Since the end of the Second World War, the structure of the UK economy has undergone a radical transformation. One might say that change was especially noticeable during the Atlee Government of 1945-51, which saw vast nationalisation of industries as well as the establishment of the Welfare State, and the Conservative Governments under Thatcher and Major (especially the former) from 1979-90, which oversaw a large privatisation and deregulation programme. Moreover, the UK's membership of the European Union and its participation in other international trading organisations has had an effect. In the late 1970s and early 1980s North Sea oil and gas also had an affect on the structure of the economy.
The structure of an economy is traditionally divided into three sectors, primary, secondary, and tertiary. The primary sector comprises of activities that are directly related to the use, cultivation, or extraction natural resources. Thus it covers, among others, agriculture, mining, and the extraction of oil and gas. The secondary sector is concerned with the production of all the other goods in the economy, which will obviously include the processing of materials produced by the primary sector. Industry and manufacturing are covered by this sector, as is the construction industry. The tertiary sector comprises of services, which may be provided by either the public or the private sector. .
Economists sometime combine the primary and secondary sectors and refer to them as the "goods sector-, in order to assess the size of these two sectors when compared with the service sector. It is equally useful to occasionally omit the construction industry from analysis of the secondary sector, and instead incorporate the extraction of gas and the mining of coal and coke. This reduced group is referred to as the "production industries-. .
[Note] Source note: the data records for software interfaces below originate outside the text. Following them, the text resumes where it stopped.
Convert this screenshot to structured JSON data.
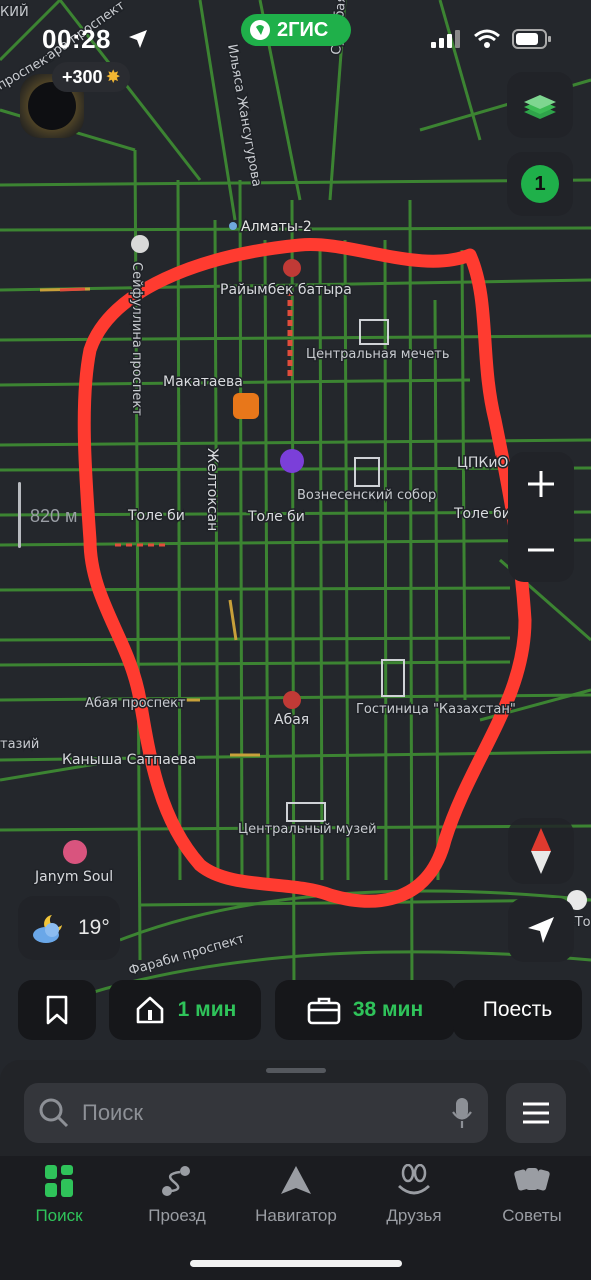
{
  "status_bar": {
    "time": "00:28",
    "brand": "2ГИС",
    "points": "+300"
  },
  "map": {
    "labels": {
      "top_left": "КИЙ",
      "prospect_tl": "проспект",
      "prospect_tl2": "ара проспект",
      "zhansugurov": "Ильяса Жансугурова",
      "suyunbai": "Суюнбая проспект",
      "almaty2": "Алматы-2",
      "seifullin": "Сейфуллина проспект",
      "raimbek": "Райымбек батыра",
      "mosque": "Центральная мечеть",
      "makataev": "Макатаева",
      "zheltoksan": "Желтоксан",
      "cathedral": "Вознесенский собор",
      "tsp": "ЦПКиО",
      "tole_bi_1": "Толе би",
      "tole_bi_2": "Толе би",
      "tole_bi_3": "Толе би",
      "abai_prospect": "Абая проспект",
      "abai_station": "Абая",
      "hotel": "Гостиница \"Казахстан\"",
      "tazy": "тазий",
      "kanysh": "Каныша Сатпаева",
      "museum": "Центральный музей",
      "janym": "Janym Soul",
      "farabi": "Фараби проспект",
      "right_edge": "-То"
    },
    "scale": "820 м"
  },
  "controls": {
    "badge_count": "1",
    "weather_temp": "19°"
  },
  "quick": {
    "home_time": "1 мин",
    "work_time": "38 мин",
    "eat_label": "Поесть"
  },
  "search": {
    "placeholder": "Поиск"
  },
  "tabs": [
    {
      "label": "Поиск"
    },
    {
      "label": "Проезд"
    },
    {
      "label": "Навигатор"
    },
    {
      "label": "Друзья"
    },
    {
      "label": "Советы"
    }
  ],
  "colors": {
    "accent": "#2fc35a",
    "annotation": "#ff3b30",
    "road": "#4fa63a"
  }
}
To analyse how the structure of the UK economy has changed, it is necessary to see how the relative size of the various sectors of the economy have changed over time.